War and peace
Assistant Rector's House - June 2004
Looking at this weeks Radio Times I noticed there is to be a programme about some of the conflicts going on around the globe; in fact they are looking at 16 such conflicts (although there are at least 30 major conflicts going on at this time). We are used to praying for Iraq, we know that parts of Africa are very unstable, the Sudan and the Congo for instance; many of us know about Burma (Myanmar); we are probably not shocked by the number of conflicts around our world and know there are many others not reported on. As we approach a time of celebration of our patronal festival at St. Peters we also will be involved in events marking the outbreak of the first world war; the war to end all wars!
The language of war and of peace, the language of politicians and leaders is a language we think we understand; they use words we understand but their meaning is another thing. The same can be true of the church; we think we speak the same language, and therefore think we mean the same thing but we often don’t. It is as much about our ability to listen as to speak; and not just to listen but to hear, and to hear not just the words but also the intentions behind the words, and about having the wisdom and discernment to look beyond the words to the possible consequences.

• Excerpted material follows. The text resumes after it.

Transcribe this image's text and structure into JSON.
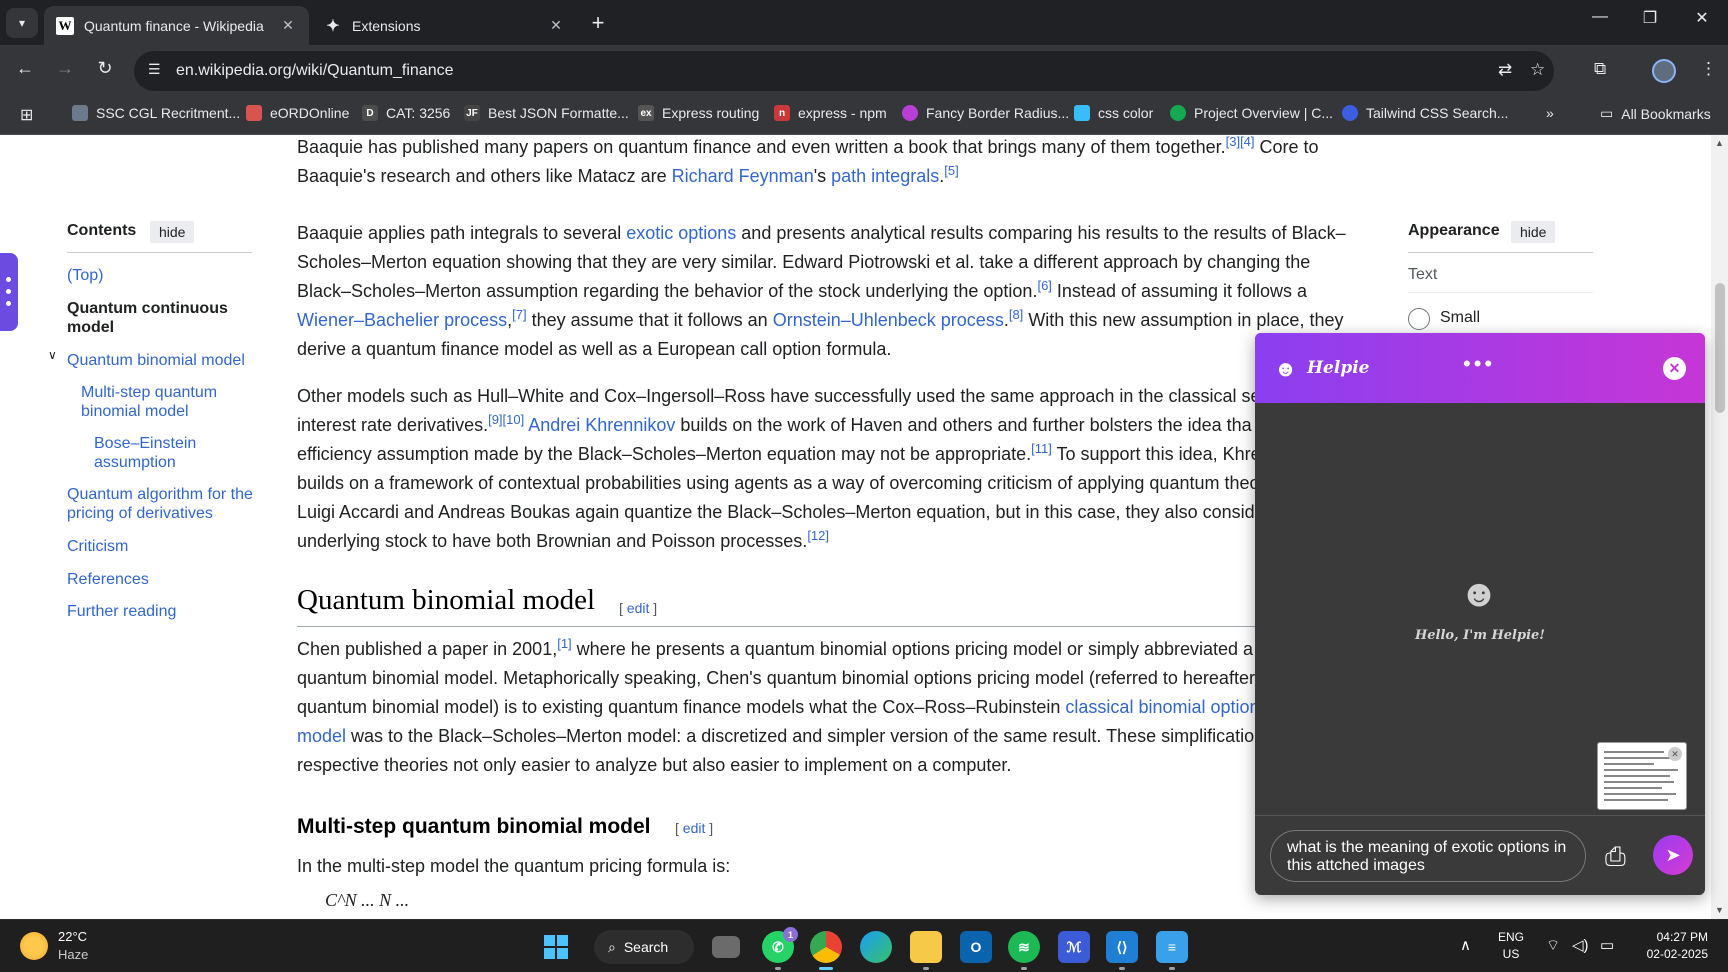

The book of Revelation contains many words that seem strange, maybe even unhelpful, puzzling at times, but it also says this - Let anyone who has an ear listen to what the Spirit is saying to the churches - we will have celebrated at the end of May the feast of Pentecost, the giving of the Spirit, not just to the church but to the world. How desperately we need to have ears to listen to what the Spirit says. How desperately our world needs people who will listen.